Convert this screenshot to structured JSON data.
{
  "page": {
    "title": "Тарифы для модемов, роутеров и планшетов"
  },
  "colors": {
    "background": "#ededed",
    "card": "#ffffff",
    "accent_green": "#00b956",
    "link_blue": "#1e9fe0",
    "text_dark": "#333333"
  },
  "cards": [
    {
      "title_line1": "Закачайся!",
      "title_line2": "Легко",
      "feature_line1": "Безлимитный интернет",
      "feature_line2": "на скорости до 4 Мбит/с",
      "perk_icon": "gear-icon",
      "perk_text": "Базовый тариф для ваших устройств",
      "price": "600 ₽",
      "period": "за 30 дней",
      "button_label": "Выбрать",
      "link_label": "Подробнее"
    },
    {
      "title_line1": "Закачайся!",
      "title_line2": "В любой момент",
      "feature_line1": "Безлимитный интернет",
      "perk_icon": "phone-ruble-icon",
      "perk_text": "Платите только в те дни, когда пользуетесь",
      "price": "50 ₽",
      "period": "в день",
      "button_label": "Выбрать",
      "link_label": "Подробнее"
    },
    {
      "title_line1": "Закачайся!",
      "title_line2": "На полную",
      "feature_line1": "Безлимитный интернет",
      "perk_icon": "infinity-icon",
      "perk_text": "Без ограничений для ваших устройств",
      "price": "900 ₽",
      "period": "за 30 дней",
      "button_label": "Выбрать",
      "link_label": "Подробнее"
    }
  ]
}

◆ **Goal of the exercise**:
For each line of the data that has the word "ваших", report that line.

◆ **Task response**:
      "perk_text": "Базовый тариф для ваших устройств",
      "perk_text": "Без ограничений для ваших устройств",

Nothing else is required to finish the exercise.